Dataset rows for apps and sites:
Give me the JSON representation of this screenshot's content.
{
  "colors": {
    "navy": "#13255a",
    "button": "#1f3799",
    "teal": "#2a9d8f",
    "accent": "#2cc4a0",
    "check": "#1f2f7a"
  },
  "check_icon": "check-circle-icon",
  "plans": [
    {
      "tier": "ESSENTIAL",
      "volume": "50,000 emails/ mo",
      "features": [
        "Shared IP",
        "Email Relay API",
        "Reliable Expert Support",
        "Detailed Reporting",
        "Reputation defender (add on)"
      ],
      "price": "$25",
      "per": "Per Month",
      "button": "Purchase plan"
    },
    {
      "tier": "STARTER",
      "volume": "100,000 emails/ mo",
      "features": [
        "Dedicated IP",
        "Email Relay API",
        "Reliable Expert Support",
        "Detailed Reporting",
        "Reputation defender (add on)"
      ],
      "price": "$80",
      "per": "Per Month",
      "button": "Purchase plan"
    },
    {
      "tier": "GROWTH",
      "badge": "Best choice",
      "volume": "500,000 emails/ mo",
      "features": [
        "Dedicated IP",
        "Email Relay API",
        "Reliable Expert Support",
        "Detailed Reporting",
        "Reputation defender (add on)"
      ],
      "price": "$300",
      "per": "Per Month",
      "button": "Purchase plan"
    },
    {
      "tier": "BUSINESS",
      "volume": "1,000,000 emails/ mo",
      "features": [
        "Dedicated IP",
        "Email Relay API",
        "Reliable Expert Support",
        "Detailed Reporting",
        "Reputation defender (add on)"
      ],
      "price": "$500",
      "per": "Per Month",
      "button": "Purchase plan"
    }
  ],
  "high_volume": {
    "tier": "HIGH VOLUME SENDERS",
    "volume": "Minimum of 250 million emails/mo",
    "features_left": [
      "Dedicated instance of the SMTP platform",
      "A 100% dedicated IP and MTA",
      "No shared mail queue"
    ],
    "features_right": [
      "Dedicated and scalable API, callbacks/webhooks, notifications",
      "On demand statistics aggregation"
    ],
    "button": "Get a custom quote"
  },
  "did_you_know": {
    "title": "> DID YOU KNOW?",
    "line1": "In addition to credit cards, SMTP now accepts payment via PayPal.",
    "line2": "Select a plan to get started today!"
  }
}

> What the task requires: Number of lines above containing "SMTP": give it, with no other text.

> Answer for this exercise: 2